══ ENTRIES SUPPLIED ══
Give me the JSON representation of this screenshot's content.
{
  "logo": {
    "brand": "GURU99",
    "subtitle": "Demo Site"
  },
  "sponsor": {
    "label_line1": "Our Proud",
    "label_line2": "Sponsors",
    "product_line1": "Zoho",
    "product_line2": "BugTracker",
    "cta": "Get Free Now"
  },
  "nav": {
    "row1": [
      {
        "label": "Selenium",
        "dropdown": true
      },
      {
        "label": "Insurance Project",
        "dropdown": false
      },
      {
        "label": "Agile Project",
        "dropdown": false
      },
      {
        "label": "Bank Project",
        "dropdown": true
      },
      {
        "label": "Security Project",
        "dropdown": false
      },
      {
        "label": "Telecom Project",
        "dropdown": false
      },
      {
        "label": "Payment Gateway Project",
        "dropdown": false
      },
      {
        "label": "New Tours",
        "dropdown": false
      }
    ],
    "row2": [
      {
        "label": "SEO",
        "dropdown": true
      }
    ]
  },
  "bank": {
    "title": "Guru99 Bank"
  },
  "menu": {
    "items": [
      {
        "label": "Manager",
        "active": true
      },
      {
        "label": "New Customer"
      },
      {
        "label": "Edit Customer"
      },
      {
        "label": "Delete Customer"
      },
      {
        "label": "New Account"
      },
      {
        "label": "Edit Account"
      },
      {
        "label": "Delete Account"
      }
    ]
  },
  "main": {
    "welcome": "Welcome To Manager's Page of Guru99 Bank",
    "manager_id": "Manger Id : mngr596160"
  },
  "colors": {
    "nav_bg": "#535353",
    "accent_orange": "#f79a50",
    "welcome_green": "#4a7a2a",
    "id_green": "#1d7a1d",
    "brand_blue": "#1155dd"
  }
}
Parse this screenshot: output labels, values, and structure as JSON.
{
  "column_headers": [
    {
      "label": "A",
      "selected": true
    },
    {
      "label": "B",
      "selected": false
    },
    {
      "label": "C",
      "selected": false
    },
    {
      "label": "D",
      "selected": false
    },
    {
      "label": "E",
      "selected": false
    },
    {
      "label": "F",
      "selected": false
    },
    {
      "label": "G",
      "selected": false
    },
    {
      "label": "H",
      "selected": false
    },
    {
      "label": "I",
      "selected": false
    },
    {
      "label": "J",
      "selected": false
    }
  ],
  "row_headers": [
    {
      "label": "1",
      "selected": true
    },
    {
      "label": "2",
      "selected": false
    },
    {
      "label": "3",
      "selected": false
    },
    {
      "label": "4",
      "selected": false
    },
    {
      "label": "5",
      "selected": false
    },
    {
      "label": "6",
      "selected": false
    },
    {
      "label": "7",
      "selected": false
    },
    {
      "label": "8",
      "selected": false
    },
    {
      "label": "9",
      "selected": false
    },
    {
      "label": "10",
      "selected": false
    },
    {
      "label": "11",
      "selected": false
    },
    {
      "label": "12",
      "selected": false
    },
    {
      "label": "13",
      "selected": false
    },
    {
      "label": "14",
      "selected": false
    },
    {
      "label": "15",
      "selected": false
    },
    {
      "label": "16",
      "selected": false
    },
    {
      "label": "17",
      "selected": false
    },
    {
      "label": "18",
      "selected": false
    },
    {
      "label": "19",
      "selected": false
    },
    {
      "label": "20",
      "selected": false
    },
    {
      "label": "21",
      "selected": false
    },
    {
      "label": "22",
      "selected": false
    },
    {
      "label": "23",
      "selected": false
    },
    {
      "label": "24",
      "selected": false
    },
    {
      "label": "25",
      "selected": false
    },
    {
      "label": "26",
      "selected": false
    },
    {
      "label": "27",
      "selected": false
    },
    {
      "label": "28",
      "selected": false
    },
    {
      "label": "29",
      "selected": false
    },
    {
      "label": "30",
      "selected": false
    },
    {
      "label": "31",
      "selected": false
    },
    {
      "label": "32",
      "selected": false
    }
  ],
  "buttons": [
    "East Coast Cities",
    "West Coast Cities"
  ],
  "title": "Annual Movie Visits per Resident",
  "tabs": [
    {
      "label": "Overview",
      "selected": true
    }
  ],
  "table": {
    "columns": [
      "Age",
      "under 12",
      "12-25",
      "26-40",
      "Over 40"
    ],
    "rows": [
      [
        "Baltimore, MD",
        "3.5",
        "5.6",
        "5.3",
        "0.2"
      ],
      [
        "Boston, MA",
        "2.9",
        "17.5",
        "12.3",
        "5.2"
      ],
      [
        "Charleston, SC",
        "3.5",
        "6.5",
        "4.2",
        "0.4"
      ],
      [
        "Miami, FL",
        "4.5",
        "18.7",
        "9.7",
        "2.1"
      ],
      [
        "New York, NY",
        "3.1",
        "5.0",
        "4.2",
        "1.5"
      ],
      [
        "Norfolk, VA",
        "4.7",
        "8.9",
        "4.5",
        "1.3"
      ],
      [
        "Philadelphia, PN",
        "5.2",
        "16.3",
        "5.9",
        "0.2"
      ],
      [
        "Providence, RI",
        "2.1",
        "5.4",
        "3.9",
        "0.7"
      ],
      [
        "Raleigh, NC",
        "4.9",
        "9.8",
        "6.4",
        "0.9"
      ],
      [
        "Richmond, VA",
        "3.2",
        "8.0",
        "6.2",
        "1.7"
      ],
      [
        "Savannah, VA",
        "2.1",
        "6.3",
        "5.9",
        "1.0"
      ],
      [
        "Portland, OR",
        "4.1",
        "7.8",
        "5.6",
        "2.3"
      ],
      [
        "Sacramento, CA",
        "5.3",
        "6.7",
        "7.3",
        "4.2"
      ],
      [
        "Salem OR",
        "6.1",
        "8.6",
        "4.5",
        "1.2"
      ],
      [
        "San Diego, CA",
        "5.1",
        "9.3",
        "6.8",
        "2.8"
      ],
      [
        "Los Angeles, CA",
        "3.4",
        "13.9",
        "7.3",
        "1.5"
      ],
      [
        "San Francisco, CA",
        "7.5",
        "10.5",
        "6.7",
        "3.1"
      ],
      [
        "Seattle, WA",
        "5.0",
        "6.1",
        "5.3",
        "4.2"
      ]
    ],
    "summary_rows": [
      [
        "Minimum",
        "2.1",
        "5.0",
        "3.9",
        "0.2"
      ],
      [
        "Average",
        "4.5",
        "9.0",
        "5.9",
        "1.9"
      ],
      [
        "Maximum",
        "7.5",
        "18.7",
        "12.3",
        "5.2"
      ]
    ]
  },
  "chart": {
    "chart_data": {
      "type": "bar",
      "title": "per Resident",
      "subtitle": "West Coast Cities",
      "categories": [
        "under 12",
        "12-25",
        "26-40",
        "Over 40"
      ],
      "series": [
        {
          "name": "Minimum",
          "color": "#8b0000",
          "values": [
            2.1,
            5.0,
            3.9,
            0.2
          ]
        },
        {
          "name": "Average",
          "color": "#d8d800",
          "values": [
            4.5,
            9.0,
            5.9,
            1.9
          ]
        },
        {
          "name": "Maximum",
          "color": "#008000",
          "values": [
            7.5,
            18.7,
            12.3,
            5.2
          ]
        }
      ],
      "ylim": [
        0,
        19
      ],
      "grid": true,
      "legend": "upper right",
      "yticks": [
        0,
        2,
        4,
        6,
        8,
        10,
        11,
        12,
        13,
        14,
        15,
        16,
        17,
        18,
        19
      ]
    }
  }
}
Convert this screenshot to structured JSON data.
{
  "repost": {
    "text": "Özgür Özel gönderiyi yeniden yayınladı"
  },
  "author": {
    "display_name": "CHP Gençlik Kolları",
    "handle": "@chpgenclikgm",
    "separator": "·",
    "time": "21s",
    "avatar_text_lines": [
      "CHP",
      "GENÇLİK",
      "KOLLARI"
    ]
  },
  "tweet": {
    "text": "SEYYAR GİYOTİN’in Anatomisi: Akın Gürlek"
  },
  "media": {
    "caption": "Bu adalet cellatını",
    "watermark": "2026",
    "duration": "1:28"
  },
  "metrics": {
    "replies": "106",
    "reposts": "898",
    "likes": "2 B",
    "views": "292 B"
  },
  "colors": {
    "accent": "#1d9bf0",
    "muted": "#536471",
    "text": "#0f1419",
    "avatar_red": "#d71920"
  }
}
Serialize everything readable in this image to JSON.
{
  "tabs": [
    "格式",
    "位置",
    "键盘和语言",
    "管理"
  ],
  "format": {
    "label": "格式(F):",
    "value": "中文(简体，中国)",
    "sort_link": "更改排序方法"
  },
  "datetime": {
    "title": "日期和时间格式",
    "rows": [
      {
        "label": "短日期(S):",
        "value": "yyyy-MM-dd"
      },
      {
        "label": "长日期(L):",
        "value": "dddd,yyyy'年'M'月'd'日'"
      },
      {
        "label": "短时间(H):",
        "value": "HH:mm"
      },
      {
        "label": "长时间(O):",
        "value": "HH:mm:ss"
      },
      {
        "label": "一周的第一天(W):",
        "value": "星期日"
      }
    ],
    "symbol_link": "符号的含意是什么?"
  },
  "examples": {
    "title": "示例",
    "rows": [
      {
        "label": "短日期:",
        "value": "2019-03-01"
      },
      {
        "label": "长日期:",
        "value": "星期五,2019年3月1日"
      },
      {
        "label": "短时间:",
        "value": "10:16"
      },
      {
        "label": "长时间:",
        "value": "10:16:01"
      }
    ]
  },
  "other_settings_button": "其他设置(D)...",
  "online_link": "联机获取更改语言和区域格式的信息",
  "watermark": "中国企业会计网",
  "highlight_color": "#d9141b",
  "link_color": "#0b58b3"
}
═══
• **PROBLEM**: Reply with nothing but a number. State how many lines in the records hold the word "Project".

• **SOLUTION**: 6